Here’s a sketch of the kind of wooden boxes we built. I use whatever scrap is handy and find 1” x 4” or fence boards which are about 5/8” x 5 ½” good sized lumber to work with. They make boxes that are plenty durable, and not too heavy to carry around. I don’t treat the wood, and I usually use thin, #8 coarse thread drywall screws to put them together, although any screw should work with a predrilled hole, or even nails or staples. At a minimum you want the box to hold a trap or two, and you’ll be happier if there’s plenty of room in the box to make it easy to set the trap in it without contorting your hand. I find something about 6x8” to 8x10” a good size, but exact dimensions depend on the materials I’m starting with.
The box just sits on the ground and an attached flag makes it easy to find for checking and emptying the traps regularly.

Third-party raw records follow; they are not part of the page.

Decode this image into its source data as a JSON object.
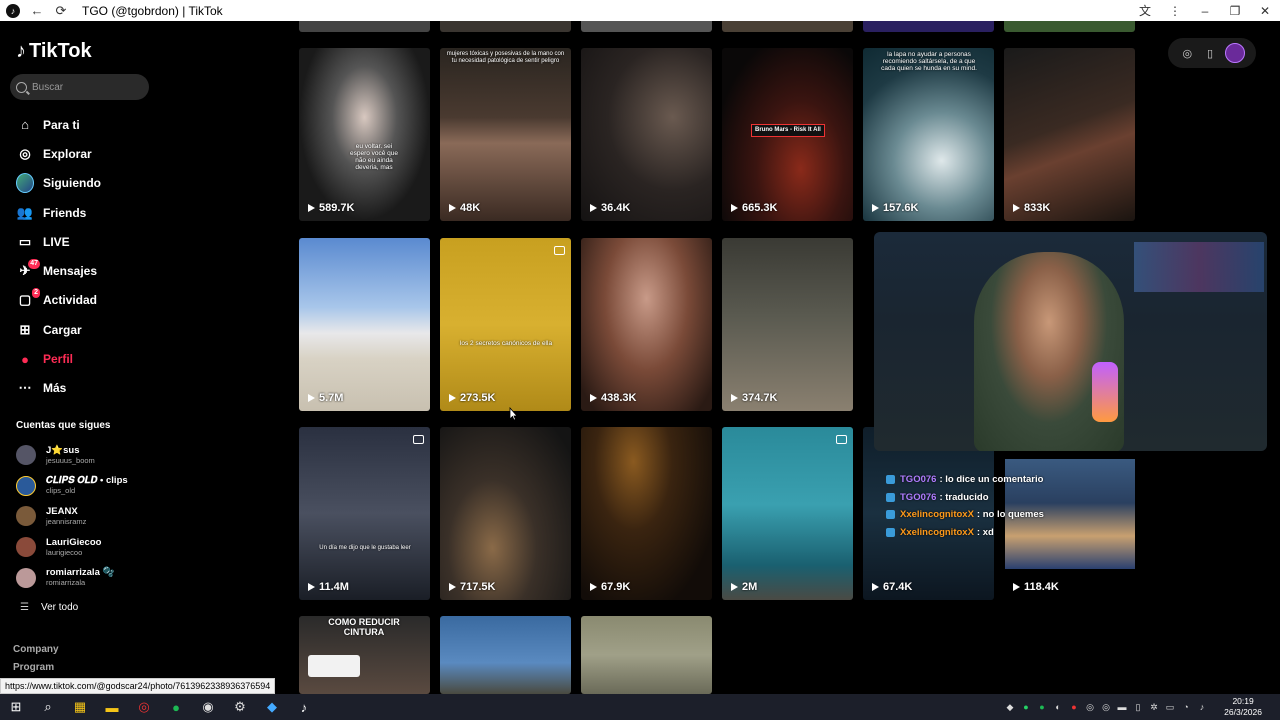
{
  "browser": {
    "title": "TGO (@tgobrdon) | TikTok",
    "status_url": "https://www.tiktok.com/@godscar24/photo/7613962338936376594"
  },
  "sidebar": {
    "logo": "TikTok",
    "search_placeholder": "Buscar",
    "items": [
      {
        "label": "Para ti",
        "icon": "home-icon"
      },
      {
        "label": "Explorar",
        "icon": "compass-icon"
      },
      {
        "label": "Siguiendo",
        "icon": "following-avatar-icon"
      },
      {
        "label": "Friends",
        "icon": "friends-icon"
      },
      {
        "label": "LIVE",
        "icon": "live-icon"
      },
      {
        "label": "Mensajes",
        "icon": "messages-icon",
        "badge": "47"
      },
      {
        "label": "Actividad",
        "icon": "activity-icon",
        "badge": "2"
      },
      {
        "label": "Cargar",
        "icon": "upload-icon"
      },
      {
        "label": "Perfil",
        "icon": "profile-icon"
      },
      {
        "label": "Más",
        "icon": "more-icon"
      }
    ],
    "following_title": "Cuentas que sigues",
    "following": [
      {
        "name": "J⭐sus",
        "user": "jesuuus_boom",
        "color": "#556"
      },
      {
        "name": "𝑪𝑳𝑰𝑷𝑺 𝑶𝑳𝑫 • clips",
        "user": "clips_old",
        "color": "#2a5a9a"
      },
      {
        "name": "JEANX",
        "user": "jeannisramz",
        "color": "#7a5a3a"
      },
      {
        "name": "LauriGiecoo",
        "user": "laurigiecoo",
        "color": "#8a4a3a"
      },
      {
        "name": "romiarrizala 🫧",
        "user": "romiarrizala",
        "color": "#b99"
      }
    ],
    "see_all": "Ver todo",
    "footer": [
      "Company",
      "Program"
    ]
  },
  "videos": [
    {
      "views": "589.7K",
      "caption": "eu voltar. sei espero você que não eu ainda deveria, mas"
    },
    {
      "views": "48K",
      "caption": "mujeres tóxicas y posesivas de la mano con tu necesidad patológica de sentir peligro"
    },
    {
      "views": "36.4K",
      "caption": ""
    },
    {
      "views": "665.3K",
      "caption": "Bruno Mars - Risk It All"
    },
    {
      "views": "157.6K",
      "caption": "la lapa no ayudar a personas recomiendo saltársela, de a que cada quien se hunda en su mind."
    },
    {
      "views": "833K",
      "caption": ""
    },
    {
      "views": "5.7M",
      "caption": ""
    },
    {
      "views": "273.5K",
      "caption": "los 2 secretos canónicos de ella"
    },
    {
      "views": "438.3K",
      "caption": ""
    },
    {
      "views": "374.7K",
      "caption": ""
    },
    {
      "views": "11.4M",
      "caption": "Un día me dijo que le gustaba leer"
    },
    {
      "views": "717.5K",
      "caption": ""
    },
    {
      "views": "67.9K",
      "caption": ""
    },
    {
      "views": "2M",
      "caption": ""
    },
    {
      "views": "67.4K",
      "caption": ""
    },
    {
      "views": "118.4K",
      "caption": ""
    },
    {
      "views": "",
      "caption": "COMO REDUCIR CINTURA"
    },
    {
      "views": "",
      "caption": ""
    },
    {
      "views": "",
      "caption": ""
    }
  ],
  "chat": [
    {
      "user": "TGO076",
      "msg": ": lo dice un comentario",
      "color": "#b07cff"
    },
    {
      "user": "TGO076",
      "msg": ": traducido",
      "color": "#b07cff"
    },
    {
      "user": "XxelincognitoxX",
      "msg": ": no lo quemes",
      "color": "#ff9a1a"
    },
    {
      "user": "XxelincognitoxX",
      "msg": ": xd",
      "color": "#ff9a1a"
    }
  ],
  "clock": {
    "time": "20:19",
    "date": "26/3/2026"
  }
}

When I visited Eliot Coleman and mentioned how well the boxes worked for us, he showed me the plastic tackle boxes they were using at the time. Again, I don’t love that they’re plastic, but they’re inexpensive, light weight, it’s easy to put holes in the sides, they come with a convenient carrying handle, and you can just buy them off the shelf, no need to build your own if you don’t want to.
The other key to effective trapping is to pay attention to where the voles are and to check and reset the traps regularly. We would empty the traps when we caught voles, but unless they were super dirty we don’t actually clean them, working on the theory that the vole scent would attract more voles to the traps, and that does seem to work.
Josh Volk farms in Portland, Oregon, and does consulting and education under the name Slow Hand Farm. He is the author of the book Build Your Own Farm Tools and Compact Farms: 15 Proven Plans for Market Farms on 5 Acres or Less, both available from Growing for Market. He can be found at slowhandfarm.com.